Specialists from all over the country will unite on board a new mobile medical clinic to provide outback Queenslanders with the healthcare they need, as Heart of Australia launches its second truck.
The new 34-wheel B-Double which features extra consultation rooms for a range of specialist services, including gynaecology, neurology and endocrinology, was built in Brisbane, allowing the service to expand its reach to 16 towns from mid-August.
The mobile clinic is the second truck for Heart of Australia which began in 2014 taking heart specialists to the bush in a custom built 18-wheeler clinic.
Brisbane cardiologist, Dr Rolf Gomes, mortgaged his home to build the first truck after being confronted by the health inequality facing Australians living in remote areas.
“We live in a first-world country in Australia, and yet people are dying of preventable illnesses, not because we lack treatments or medical solutions, but because the people living outside major cities lack access to medical specialists that we in the city often take for granted,” Dr Gomes said.
“Taking cardiologists to regional and remote towns has helped save more than 250 lives but we know people’s health needs extend far beyond heart conditions which is why this second truck is so important.”
The new truck will see gynaecologists, gastroenterologists, neurologists, geriatric medicine specialists and endocrinologists joining cardiologists on the 8000 kilometre a month round trip across rural and remote Queensland.
“The goal is to be able to deliver not only the specialists, but also state-of-the-art medical equipment needed to provide quality care. We say it’s about bringing Wickham Terrace to the bush – if you can find the equipment in my Brisbane clinic, you’ll find it on the truck,” Dr Gomes said.
A second truck also means doctors can spend more time treating patients and Heart of Australia can expand the service to another three towns on top of the 13 it already visits between Stanthorpe in the south and Charters Towers in the north.
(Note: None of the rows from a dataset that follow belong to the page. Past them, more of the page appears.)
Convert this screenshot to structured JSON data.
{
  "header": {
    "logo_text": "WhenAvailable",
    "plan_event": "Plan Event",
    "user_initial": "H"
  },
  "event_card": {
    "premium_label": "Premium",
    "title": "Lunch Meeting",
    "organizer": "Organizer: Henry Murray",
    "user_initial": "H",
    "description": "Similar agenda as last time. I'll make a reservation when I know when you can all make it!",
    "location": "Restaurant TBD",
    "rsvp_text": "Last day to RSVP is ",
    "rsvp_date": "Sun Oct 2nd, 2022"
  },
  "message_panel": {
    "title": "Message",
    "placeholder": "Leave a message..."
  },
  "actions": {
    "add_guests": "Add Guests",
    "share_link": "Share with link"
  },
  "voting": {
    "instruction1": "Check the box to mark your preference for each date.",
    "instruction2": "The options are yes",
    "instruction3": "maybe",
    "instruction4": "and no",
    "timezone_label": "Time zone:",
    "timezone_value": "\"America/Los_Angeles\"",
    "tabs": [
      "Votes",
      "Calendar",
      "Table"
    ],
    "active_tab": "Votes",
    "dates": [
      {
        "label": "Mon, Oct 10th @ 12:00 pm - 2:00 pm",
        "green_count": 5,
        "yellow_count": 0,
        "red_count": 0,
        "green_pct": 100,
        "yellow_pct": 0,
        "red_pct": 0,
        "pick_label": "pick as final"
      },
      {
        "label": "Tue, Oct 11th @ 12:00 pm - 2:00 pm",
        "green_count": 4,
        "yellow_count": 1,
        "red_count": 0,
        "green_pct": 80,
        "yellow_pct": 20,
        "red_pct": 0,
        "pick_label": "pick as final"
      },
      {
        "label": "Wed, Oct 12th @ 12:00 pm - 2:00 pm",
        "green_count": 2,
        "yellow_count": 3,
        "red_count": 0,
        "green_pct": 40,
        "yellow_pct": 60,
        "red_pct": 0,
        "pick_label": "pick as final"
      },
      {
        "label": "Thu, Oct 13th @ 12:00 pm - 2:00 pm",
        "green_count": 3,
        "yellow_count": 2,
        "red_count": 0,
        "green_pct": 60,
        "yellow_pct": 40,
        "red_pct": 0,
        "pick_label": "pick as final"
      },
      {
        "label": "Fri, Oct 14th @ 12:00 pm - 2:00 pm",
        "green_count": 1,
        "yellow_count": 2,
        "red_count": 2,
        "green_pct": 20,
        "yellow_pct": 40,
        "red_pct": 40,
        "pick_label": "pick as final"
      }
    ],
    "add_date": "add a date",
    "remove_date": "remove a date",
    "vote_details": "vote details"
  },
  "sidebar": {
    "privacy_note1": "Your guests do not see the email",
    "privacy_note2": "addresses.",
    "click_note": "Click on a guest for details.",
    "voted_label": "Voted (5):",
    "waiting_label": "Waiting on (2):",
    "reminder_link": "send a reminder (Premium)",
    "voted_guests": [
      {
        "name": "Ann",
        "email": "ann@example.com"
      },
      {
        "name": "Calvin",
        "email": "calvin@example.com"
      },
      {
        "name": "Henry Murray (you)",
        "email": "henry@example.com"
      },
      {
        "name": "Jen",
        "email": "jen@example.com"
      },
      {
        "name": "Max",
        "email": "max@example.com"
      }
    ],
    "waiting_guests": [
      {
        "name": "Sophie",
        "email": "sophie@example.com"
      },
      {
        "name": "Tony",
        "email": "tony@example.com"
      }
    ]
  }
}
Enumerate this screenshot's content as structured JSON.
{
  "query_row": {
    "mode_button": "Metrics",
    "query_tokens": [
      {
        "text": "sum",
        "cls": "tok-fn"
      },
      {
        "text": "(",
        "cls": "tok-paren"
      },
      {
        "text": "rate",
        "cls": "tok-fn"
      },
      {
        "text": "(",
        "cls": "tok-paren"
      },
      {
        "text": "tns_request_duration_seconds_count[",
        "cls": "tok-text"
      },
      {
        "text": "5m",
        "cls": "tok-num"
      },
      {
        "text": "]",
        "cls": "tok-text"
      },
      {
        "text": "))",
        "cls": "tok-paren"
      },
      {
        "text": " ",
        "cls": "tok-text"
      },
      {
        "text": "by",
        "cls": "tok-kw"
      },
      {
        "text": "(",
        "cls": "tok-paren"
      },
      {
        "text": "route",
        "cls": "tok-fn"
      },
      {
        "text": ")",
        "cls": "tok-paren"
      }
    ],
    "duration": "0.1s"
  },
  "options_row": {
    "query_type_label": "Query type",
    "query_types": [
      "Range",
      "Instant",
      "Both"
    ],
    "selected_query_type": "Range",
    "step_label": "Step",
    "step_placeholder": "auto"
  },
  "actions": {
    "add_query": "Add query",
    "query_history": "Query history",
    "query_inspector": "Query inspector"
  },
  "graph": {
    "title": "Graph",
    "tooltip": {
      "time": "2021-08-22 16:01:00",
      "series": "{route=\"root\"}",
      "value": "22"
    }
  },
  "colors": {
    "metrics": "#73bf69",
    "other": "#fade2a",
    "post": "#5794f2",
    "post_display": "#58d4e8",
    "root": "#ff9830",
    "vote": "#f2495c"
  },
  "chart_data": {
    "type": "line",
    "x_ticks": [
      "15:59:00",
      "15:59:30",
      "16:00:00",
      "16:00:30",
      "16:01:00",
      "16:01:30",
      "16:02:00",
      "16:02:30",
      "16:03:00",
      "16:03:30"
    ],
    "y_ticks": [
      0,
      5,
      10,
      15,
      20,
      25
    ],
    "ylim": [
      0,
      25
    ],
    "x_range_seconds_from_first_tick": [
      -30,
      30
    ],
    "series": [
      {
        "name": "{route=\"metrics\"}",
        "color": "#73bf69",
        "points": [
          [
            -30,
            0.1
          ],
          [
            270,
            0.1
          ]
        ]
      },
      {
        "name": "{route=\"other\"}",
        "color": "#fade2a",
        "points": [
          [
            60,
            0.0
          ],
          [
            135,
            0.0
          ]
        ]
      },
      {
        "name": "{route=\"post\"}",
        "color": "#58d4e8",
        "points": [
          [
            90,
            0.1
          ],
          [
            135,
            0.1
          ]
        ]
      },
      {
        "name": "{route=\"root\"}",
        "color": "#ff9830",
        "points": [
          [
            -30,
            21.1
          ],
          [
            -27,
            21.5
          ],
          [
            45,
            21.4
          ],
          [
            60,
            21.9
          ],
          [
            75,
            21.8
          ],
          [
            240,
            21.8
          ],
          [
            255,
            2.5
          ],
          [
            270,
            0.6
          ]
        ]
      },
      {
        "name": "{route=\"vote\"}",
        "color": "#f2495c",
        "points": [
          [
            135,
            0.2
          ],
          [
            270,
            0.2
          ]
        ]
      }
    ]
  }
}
“With just one truck, we were spending about half our time treating patients and the other half commuting,” Dr Gomes explained.
“Now we’ll spend 80 per cent of our time with outback Queenslanders and just 20 per cent driving, meaning the waitlist for people needing healthcare will reduce dramatically.”
A Queensland family donated $1 million to help build the new truck, along with support from corporate sponsors and private donations.
The bulk of the funding required to operate the program and deliver these essential medical services to the people of rural and regional Queensland is provided by corporate sponsors and private donations.
Foundation partner Arrow Energy’s Vice President External Relations and Tenure Management Leisa Elder said the expansion was great news.
“Heart of Australia has proved to be a leap forward in bringing medical care to people outside the major cities – the people in our areas of operations,” Ms Elder said.
“It is addressing an imbalance experienced by people in the bush. We were pleased to help Heart of Australia get off the ground in 2014, we’ve been proud of what it’s achieved to date and we’re excited about how this new rig will change lives in the Surat and Bowen basins.”
Dr Gomes said Heart of Australia’s mission is to have mobile clinics on country roads right across the nation.
“Every Australian deserves access to quality healthcare, regardless of where they live.”